◆ Provided entries:
= Beginning of Section =
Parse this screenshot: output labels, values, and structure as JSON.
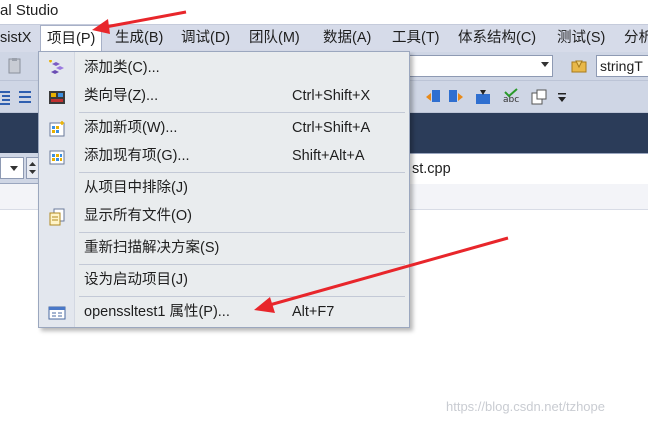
{
  "window": {
    "title": "al Studio"
  },
  "menubar": {
    "items": [
      {
        "label": "sistX"
      },
      {
        "label": "项目(P)",
        "active": true
      },
      {
        "label": "生成(B)"
      },
      {
        "label": "调试(D)"
      },
      {
        "label": "团队(M)"
      },
      {
        "label": "数据(A)"
      },
      {
        "label": "工具(T)"
      },
      {
        "label": "体系结构(C)"
      },
      {
        "label": "测试(S)"
      },
      {
        "label": "分析"
      }
    ]
  },
  "toolbar": {
    "search_combo_value": "stringT"
  },
  "editor": {
    "file_tab": "st.cpp"
  },
  "project_menu": {
    "items": [
      {
        "label": "添加类(C)...",
        "shortcut": "",
        "icon": "add-class-icon"
      },
      {
        "label": "类向导(Z)...",
        "shortcut": "Ctrl+Shift+X",
        "icon": "class-wizard-icon"
      },
      {
        "label": "添加新项(W)...",
        "shortcut": "Ctrl+Shift+A",
        "icon": "add-new-item-icon"
      },
      {
        "label": "添加现有项(G)...",
        "shortcut": "Shift+Alt+A",
        "icon": "add-existing-item-icon"
      },
      {
        "label": "从项目中排除(J)",
        "shortcut": "",
        "icon": ""
      },
      {
        "label": "显示所有文件(O)",
        "shortcut": "",
        "icon": "show-all-files-icon"
      },
      {
        "label": "重新扫描解决方案(S)",
        "shortcut": "",
        "icon": ""
      },
      {
        "label": "设为启动项目(J)",
        "shortcut": "",
        "icon": ""
      },
      {
        "label": "openssltest1 属性(P)...",
        "shortcut": "Alt+F7",
        "icon": "properties-icon"
      }
    ]
  },
  "watermark": "https://blog.csdn.net/tzhope",
  "colors": {
    "menubar_bg": "#d6dbe9",
    "dropdown_bg": "#e9ecee",
    "dark_band": "#2b3c59",
    "arrow_red": "#e8262b"
  }
}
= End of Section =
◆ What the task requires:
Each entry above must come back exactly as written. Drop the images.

◆ Expected answer:
Parse this screenshot: output labels, values, and structure as JSON.
{
  "window": {
    "title": "al Studio"
  },
  "menubar": {
    "items": [
      {
        "label": "sistX"
      },
      {
        "label": "项目(P)",
        "active": true
      },
      {
        "label": "生成(B)"
      },
      {
        "label": "调试(D)"
      },
      {
        "label": "团队(M)"
      },
      {
        "label": "数据(A)"
      },
      {
        "label": "工具(T)"
      },
      {
        "label": "体系结构(C)"
      },
      {
        "label": "测试(S)"
      },
      {
        "label": "分析"
      }
    ]
  },
  "toolbar": {
    "search_combo_value": "stringT"
  },
  "editor": {
    "file_tab": "st.cpp"
  },
  "project_menu": {
    "items": [
      {
        "label": "添加类(C)...",
        "shortcut": "",
        "icon": "add-class-icon"
      },
      {
        "label": "类向导(Z)...",
        "shortcut": "Ctrl+Shift+X",
        "icon": "class-wizard-icon"
      },
      {
        "label": "添加新项(W)...",
        "shortcut": "Ctrl+Shift+A",
        "icon": "add-new-item-icon"
      },
      {
        "label": "添加现有项(G)...",
        "shortcut": "Shift+Alt+A",
        "icon": "add-existing-item-icon"
      },
      {
        "label": "从项目中排除(J)",
        "shortcut": "",
        "icon": ""
      },
      {
        "label": "显示所有文件(O)",
        "shortcut": "",
        "icon": "show-all-files-icon"
      },
      {
        "label": "重新扫描解决方案(S)",
        "shortcut": "",
        "icon": ""
      },
      {
        "label": "设为启动项目(J)",
        "shortcut": "",
        "icon": ""
      },
      {
        "label": "openssltest1 属性(P)...",
        "shortcut": "Alt+F7",
        "icon": "properties-icon"
      }
    ]
  },
  "watermark": "https://blog.csdn.net/tzhope",
  "colors": {
    "menubar_bg": "#d6dbe9",
    "dropdown_bg": "#e9ecee",
    "dark_band": "#2b3c59",
    "arrow_red": "#e8262b"
  }
}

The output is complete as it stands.